Note that at this point you still have a range of anywhere between 19-47% of your monthly income left to work with. With these monies you now get to prioritize what is most important to you and your family as NEEDS (or are they just WANTS?). For some of you, having a vehicle to get to work is a NEED. For others, the cellphone, internet, cable or satellite is the NEED. This is where the serious family discussions and decisions need to be considered. When you only have the bare basics of income–some decisions are hard, and you can’t expect to have everything–some things have to go or be done without. Another time we will discuss this further, NEEDS vs WANTS.
Today you have been able to address the 2 most important BASIC BUDGETING items:
Housing and Food–even if you are broke.
- Have you discovered anything about your current financial situation?
- Are your housing costs realistic for your income? If paying too much, what should you be aiming for? What do you need to change?
- Do you have more food money available to you?
- Have you got some new insight into how you can free up more of your money for other things?

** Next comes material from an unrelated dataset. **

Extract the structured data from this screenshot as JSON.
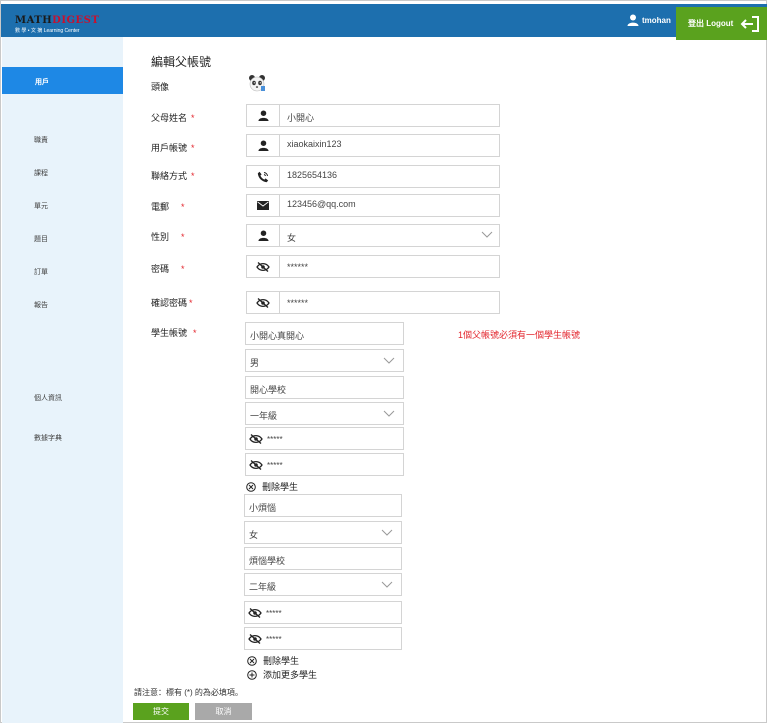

YOU are now EMPOWERED to make better decisions in regards to these 2 basic bills–housing and food. Once you address these 2 main items–then you can move on to include other items such as vehicle or cellphones, etc. into your budget.
So, even if you are broke, you now have the basic budgeting skills to get started.
To receive a FREE Basic Budgeting: Beginner’s Budget Worksheet fill out the form below. (Psst–we’ll send you some more freebies too!)